To find these perfect hues, she created a big colour library at Byredo and curated beautiful images and colour references to base the shades on, before coming up with the most vibrant and interesting shades that sparked excitement. “We just wanted to focus purely on creating new, exciting, beautiful colours,” she says. From iridescent orchids (Mesolithic) to a brilliant teal-tinted blue (Medium Blue) to an intense fuchsia (Sick Pick), the end results do not disappoint, resembling pure pigments to be mixed and matched like paint on a canvas.

Marcus OhlssonGorham holds the eyeshadow palette that has been described as an oyster shell dripping in liquid gold.
Gorham holds the eyeshadow palette that has been described as an oyster shell dripping in liquid gold.

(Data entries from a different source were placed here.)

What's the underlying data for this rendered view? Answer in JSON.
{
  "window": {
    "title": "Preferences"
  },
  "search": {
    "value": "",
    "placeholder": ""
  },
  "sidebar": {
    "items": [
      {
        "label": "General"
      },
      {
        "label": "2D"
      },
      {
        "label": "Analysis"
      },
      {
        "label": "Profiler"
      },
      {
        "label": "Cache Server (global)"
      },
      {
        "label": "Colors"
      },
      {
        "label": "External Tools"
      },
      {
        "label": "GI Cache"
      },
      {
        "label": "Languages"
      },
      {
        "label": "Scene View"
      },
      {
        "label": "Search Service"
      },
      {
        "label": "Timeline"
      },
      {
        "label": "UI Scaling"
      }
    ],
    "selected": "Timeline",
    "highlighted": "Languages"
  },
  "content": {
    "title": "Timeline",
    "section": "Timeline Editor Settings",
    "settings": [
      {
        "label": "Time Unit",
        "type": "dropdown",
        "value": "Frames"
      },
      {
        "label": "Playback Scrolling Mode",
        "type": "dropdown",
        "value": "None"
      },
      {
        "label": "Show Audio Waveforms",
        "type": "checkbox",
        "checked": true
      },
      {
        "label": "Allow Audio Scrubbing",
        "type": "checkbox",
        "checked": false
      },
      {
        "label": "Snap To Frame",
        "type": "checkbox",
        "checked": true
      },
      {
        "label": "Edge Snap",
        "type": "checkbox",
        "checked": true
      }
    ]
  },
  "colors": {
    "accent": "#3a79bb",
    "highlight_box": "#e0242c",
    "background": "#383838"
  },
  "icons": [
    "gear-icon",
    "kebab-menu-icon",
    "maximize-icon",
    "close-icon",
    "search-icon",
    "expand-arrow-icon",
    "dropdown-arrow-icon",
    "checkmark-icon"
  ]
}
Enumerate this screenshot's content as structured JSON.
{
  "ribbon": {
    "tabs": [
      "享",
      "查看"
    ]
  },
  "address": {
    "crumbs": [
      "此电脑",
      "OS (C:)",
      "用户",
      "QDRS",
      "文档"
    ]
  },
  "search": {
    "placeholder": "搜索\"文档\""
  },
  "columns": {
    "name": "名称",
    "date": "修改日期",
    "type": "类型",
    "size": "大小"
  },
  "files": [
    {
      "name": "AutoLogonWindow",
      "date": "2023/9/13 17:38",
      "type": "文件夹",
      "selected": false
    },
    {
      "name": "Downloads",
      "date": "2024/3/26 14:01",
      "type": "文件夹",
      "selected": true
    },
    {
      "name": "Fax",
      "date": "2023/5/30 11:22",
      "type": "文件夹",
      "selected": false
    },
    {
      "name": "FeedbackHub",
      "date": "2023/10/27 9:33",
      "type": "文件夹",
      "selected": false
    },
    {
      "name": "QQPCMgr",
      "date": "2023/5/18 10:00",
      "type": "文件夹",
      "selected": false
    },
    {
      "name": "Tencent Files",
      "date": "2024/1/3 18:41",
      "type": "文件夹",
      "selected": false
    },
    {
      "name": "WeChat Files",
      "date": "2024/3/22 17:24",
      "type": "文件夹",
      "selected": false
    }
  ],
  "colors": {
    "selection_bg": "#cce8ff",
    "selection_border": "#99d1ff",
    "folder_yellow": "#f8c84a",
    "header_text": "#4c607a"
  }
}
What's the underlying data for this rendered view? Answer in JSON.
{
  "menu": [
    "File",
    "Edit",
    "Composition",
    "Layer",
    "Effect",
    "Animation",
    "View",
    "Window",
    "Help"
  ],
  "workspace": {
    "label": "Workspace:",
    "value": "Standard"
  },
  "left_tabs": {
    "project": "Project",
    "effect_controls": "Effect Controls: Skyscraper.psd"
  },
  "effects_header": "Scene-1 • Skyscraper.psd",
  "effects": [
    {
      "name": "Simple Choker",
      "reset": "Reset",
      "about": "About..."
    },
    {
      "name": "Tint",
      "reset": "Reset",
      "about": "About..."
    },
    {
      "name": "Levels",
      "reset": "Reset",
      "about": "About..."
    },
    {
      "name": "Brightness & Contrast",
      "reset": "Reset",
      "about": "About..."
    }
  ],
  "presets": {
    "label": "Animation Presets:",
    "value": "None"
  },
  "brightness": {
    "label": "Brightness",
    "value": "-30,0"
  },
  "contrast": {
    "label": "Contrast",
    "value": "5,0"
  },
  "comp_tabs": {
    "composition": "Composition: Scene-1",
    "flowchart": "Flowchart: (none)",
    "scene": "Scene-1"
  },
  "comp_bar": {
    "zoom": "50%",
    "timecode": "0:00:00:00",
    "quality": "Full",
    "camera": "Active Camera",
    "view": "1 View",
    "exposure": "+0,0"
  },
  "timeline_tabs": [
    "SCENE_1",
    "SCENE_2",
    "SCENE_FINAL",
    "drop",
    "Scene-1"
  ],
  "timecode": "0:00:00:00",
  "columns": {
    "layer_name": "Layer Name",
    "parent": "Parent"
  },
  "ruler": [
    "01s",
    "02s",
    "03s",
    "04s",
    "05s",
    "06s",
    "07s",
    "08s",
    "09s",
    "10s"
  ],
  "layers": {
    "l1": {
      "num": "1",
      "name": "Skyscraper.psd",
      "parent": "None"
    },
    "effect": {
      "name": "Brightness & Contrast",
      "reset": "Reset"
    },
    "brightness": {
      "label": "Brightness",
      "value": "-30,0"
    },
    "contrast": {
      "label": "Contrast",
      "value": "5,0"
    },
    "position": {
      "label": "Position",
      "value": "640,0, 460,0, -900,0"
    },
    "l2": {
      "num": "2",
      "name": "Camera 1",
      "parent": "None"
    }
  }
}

As a practising makeup artist who works on high-profile editorial projects, runway shows and campaigns, and a graduate in product and industrial design from Central Saint Martins, Ffrench also had high standards for the products and specific design details that she wanted incorporated. The mascara has a very tiny brush because, “It is perfect for getting in very close to the lash bed so that you can really coat the lashes and apply [the mascara] for maximum coverage,” says Ffrench. The eyeliner also has a very long tip to create a very straight line. “Having a longer tip on the eyeliner allows you to do a straighter line, which is something I know a lot of people actually struggle with. So I wanted to offer a solution to that,” she says.

Courtesy of ByredoA closer look at Byredo’s eyeshadow palette.
A closer look at Byredo’s eyeshadow palette.

The brand is also starting with 15 lipsticks that address what Ffrench calls the classic shades — for example coral, dark chocolate and rich red. “These are really our kind of Byredo staple lip colours and as we move forward, we will start to introduce other colours into the lip range as well. It was really important that we didn’t create anything that would be temporary. All of the things that we’ve created now really feel like these lasting sort of heritage products,” says Ffrench.

It is clear that Ffrench has a vision for the brand moving forward, and more additions to the line that she would like to include. And it seems that the partnership, which started two and a half years ago, is one that Byredo fans can expect to continue into the future. When asked if this is a one-time collaboration, Gorham quips, “Isamaya signed a lifetime contract. She just doesn’t know that yet.”

Byredo’s makeup collection is available at the Byredo Boutique at Takashimaya Shopping Centre, #B1-34.